As I read the piece titled “Bipartisan pressure key to halting Iranian nuclear program,” by Chris Hoffman and Jeff Snow in The Badger Herald on Tuesday, I was struck not only by the complete lack of specifics but also by its neo-colonial mentality concerning the United States’ role on this issue.
There is no doubt the Iranian acquisition of a nuclear weapon would be a threat to the security of the world. Hyperbolic quotes from Iran’s President Mahmoud Ahmadinejad aside, adding nuclear weapons to a region where strong realpolitik is still practiced would make it more likely that others countries, namely Saudi Arabia, would want to pursue these devices as well.
There is a debate among political science scholars about whether nuclear weapons inspire caution or brinksmanship – the U.S. government has clearly come down in the “more nuclear weapons make for a more dangerous world” camp, and it is correct to do so. The more devices there are, the greater the chance for an accident or a misperception from which there may be no recovery.
That being said, what exactly are the College Republicans and College Democrats in agreement about? That American leaders should “remain vigilant”? I’ll wake the president up from his nap. That our country should “take action together”? Great, which actions?
The implication of their call for “action” seems to be there is not enough action now. But America has thrown the playbook at the issue of Iran’s nuclear weapons development program, engaging in every tactic short of overt military action.
As former New York Times Executive Editor Bill Keller wrote in January 2012, “American policy has been consistent through the Bush and Obama administrations: (1) a declaration that a nuclear Iran is “unacceptable”; (2) a combination of sticks (sanctions) and carrots (supplies of nuclear fuel suitable for domestic industrial needs in exchange for forgoing weapons); (3) unfettered international inspections; (4) a refusal to take military options off the table; (5) a concerted effort to restrain Israel from attacking Iran unilaterally – beyond the Israelis’ presumed campaign to slow Iran’s progress by sabotage and assassination; and (6) a wish that Iran’s hard-liners could be replaced by a more benign regime, tempered by a realization that there is very little we can do to make that happen.”

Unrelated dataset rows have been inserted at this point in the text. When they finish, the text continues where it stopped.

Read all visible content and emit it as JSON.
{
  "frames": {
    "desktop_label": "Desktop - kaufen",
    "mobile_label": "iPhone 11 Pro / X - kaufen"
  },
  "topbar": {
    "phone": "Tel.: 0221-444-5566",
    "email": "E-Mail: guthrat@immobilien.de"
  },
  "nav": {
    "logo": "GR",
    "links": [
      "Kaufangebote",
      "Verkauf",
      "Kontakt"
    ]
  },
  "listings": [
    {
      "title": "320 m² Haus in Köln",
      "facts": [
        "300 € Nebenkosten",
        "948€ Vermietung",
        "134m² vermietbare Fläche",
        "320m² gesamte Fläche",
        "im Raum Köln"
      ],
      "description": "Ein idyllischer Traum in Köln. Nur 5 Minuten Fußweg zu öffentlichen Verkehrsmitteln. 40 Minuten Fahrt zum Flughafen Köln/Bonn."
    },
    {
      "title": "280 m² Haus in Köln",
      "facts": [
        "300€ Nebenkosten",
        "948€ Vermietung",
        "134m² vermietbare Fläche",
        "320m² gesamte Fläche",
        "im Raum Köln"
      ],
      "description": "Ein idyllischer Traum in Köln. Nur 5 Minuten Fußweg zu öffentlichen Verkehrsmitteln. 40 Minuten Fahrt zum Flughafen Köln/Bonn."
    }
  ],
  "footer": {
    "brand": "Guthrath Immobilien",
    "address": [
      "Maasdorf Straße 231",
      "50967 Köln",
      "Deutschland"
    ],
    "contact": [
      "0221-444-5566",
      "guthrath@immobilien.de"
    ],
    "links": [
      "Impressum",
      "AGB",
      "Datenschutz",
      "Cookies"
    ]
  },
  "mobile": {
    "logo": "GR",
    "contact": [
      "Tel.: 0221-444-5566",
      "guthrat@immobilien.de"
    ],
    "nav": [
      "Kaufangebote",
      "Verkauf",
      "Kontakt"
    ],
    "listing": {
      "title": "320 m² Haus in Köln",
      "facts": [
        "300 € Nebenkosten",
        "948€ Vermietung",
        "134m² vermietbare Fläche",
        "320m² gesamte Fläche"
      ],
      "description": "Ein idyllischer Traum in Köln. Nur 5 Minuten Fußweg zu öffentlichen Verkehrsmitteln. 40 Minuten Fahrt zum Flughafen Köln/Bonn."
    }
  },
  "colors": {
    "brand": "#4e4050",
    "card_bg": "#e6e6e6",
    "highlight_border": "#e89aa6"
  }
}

The last line of Keller’s quote is the most important. There is very little America can do to stop Iran from acquiring a bomb. One of the most complicated cyber weapons ever developed, Stuxnet (assumed to have been built by the United States and Israel), is not believed to have delayed the Iranian program by more than a few years. Comprehensive international sanctions have also been slow and unspectacular: although Iranian hyperinflation rates of about 70 percent were reported back in October 2012, these were best case scenarios made with faulty assumptions. Economists have put the real number closer to 30 percent.
Hoffman and Snow claim Iranian nuclear weapons are an American issue. I would challenge that. The real American issue is America’s nuclear weapons arsenal, a massive elephant in any negotiating room.
According to Daryl Kimball, Arms Control Association executive director, the United States maintains an arsenal of “approximately 5,113 nuclear warheads,” over a third of which are actively deployed. In retaining this arsenal and deploying it overseas, the United States shows a blatant disregard for Articles I and IV of the Nuclear Non-Proliferation Treaty. To ask Iran to play by international rules which we ourselves do not adhere to is flagrantly hypocritical. It’s not very surprising that it doesn’t work.
I am truly disappointed in the political discourse of this university if this is the best the College Democrats and the College Republicans can come up with. Their article exemplifies the problem we have in Washington today: the only things Democrats and Republicans can seem to agree on are broad principles which are useless for guiding action.
Trying to make the world a safer place by limiting the spread of nuclear weapons is a fine goal. But our leaders have exhausted our avenues for exerting influence on the world. If we want the globe to be a safer place, let’s let it know by starting at home.
Nathaniel Olson (email@example.com) is a senior majoring in political science, history and psychology.